Senior vice president of creative services and account planning, T3
When Jay Suhr left a prestigious position at Ogilvy & Mather in 1999, he did it because he wanted to become executive creative director at a firm with, as he put it, "massive potential."
He found his place in T3, an ad agency, marketing consultancy, and idea shop based in Austin, Texas. Since his arrival, the company has rocketed from fewer than 50 employees to nearly 250, with offices on both coasts and a client roster that includes Chase, The Wall Street Journal and UPS.
But all of these accomplishments haven't gone to his head.
"He's one of the most ego-less people I've ever met in this industry," says Gay Gaddis, president and CEO of T3. "That's what he teaches his teams. He lets the idea win. It doesn't matter where it came from or who did it."
Ideas that win keep T3 working for clients as diverse as JCPenney and John Deere. A large-format ad for Universal Orlando won recognition at this year's Ad:Tech; the expandable ad unit had the highest conversion rate of any creative in the campaign. A Times Square installation for Dell in July showcased real small businesses; the following day, metrics showed that those businesses had gotten consumers' attention nationwide.
One of T3's most notable projects this year was its interactive work for The Wall Street Journal's campaign, "Every journey needs a Journal," which featured the life stories of celebrities such as chef Alice Waters, the founder of Edible Schoolyard, and economist Steven Levitt, the author of Freakonomics.
"The New York creative team took a look at that and said, 'We can do more with this online,'" Suhr says. "They recognized that the subjects were fascinating in and of themselves, and that digital media allowed for interviews, for getting their personalities in a way that you can't really get in a print ad."
Gaddis says that part of what makes Suhr so effective is his dual background in traditional and new media. He understands both, and he puts a lot of thought into how each element can be used to reach consumers.

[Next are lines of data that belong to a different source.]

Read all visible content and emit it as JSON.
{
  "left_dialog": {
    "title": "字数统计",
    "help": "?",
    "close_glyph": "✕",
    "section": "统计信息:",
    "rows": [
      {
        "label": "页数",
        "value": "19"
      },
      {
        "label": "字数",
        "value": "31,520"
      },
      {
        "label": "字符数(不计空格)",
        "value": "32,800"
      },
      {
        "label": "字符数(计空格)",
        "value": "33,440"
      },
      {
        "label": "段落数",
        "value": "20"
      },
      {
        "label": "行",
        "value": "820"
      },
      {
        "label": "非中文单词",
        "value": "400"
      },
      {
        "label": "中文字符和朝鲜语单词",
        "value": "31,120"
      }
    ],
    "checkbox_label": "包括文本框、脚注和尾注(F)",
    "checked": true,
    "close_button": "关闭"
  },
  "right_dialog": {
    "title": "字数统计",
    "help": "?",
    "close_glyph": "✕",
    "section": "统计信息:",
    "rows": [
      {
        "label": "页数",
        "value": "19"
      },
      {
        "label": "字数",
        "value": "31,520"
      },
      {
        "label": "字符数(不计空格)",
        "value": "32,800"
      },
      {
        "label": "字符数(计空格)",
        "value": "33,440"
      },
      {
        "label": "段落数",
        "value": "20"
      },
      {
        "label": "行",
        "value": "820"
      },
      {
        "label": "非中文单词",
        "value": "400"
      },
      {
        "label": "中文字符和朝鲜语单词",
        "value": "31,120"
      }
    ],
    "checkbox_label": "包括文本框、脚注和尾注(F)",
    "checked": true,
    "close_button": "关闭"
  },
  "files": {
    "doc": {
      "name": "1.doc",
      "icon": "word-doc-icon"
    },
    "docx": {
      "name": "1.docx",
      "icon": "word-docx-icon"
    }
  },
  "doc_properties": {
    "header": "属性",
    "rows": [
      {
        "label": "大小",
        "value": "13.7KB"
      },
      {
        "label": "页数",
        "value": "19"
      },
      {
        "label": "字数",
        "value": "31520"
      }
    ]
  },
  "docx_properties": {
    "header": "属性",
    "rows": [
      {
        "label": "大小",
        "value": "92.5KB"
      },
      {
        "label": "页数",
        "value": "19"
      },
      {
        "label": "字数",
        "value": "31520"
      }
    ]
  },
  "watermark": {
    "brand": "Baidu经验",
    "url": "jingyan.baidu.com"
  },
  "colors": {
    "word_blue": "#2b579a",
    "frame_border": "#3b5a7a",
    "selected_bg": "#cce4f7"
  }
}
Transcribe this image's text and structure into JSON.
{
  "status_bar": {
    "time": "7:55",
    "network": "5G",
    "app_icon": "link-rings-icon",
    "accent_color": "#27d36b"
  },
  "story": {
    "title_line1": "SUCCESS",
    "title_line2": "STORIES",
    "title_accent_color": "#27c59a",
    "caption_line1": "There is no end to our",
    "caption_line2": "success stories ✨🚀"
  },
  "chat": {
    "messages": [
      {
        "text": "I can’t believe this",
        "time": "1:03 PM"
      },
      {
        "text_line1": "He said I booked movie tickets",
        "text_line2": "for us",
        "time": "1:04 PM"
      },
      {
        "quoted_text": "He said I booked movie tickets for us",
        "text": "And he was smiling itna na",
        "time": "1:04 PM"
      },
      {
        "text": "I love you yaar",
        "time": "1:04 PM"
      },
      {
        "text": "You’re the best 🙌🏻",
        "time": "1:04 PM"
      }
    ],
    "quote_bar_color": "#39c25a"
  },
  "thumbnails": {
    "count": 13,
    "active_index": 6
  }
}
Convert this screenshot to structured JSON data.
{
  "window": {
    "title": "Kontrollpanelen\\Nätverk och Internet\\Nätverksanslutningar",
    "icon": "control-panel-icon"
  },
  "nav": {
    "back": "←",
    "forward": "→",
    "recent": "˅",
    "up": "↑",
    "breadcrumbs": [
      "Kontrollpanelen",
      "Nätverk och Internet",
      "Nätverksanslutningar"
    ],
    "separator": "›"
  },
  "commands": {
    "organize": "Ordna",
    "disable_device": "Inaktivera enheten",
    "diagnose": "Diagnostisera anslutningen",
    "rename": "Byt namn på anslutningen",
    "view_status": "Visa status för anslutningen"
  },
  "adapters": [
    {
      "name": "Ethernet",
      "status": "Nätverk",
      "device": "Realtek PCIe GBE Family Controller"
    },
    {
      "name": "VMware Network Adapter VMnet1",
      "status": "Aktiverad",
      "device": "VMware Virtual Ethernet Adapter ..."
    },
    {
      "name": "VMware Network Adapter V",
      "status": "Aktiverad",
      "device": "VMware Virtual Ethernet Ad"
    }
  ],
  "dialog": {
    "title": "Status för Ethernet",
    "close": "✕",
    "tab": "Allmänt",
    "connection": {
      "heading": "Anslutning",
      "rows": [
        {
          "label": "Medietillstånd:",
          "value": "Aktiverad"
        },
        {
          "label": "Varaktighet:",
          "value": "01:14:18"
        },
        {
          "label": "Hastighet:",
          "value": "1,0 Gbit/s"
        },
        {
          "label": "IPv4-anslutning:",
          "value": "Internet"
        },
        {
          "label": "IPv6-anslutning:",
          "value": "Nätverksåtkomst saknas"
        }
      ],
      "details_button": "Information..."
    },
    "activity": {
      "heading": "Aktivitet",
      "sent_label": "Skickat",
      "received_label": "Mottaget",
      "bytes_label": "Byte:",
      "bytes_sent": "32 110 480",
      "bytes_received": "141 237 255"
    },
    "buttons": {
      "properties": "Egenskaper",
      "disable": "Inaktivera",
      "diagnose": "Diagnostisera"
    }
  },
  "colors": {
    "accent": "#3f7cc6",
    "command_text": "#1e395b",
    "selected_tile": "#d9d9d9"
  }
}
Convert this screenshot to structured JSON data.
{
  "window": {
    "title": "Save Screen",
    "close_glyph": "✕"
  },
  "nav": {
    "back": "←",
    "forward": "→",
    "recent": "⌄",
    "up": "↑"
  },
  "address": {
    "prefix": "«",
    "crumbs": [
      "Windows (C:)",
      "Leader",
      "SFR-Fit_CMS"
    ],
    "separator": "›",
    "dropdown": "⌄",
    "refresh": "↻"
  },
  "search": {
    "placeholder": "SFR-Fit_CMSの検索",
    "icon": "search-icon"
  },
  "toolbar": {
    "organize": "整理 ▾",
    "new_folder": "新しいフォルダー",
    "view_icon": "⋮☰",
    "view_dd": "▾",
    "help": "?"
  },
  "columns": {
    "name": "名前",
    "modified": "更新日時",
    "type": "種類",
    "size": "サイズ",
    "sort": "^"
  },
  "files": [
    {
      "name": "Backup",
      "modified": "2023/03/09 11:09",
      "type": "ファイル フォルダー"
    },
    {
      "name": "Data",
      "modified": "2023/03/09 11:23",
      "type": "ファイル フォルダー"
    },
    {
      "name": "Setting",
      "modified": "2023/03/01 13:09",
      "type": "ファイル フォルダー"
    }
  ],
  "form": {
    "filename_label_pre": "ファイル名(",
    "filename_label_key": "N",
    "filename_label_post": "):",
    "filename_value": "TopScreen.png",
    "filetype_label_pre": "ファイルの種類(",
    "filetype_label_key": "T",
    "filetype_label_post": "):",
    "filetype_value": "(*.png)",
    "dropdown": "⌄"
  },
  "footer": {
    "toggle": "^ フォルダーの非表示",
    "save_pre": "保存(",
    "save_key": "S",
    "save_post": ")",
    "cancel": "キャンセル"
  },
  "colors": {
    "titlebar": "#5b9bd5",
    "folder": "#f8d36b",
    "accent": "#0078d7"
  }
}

"You still have this leap of faith that has always existed in advertising and marketing, which says, you don't always know what's going on in people's heads," Suhr says. "But if you can speak to each as an individual rather than a consumer group, you can build a relationship there."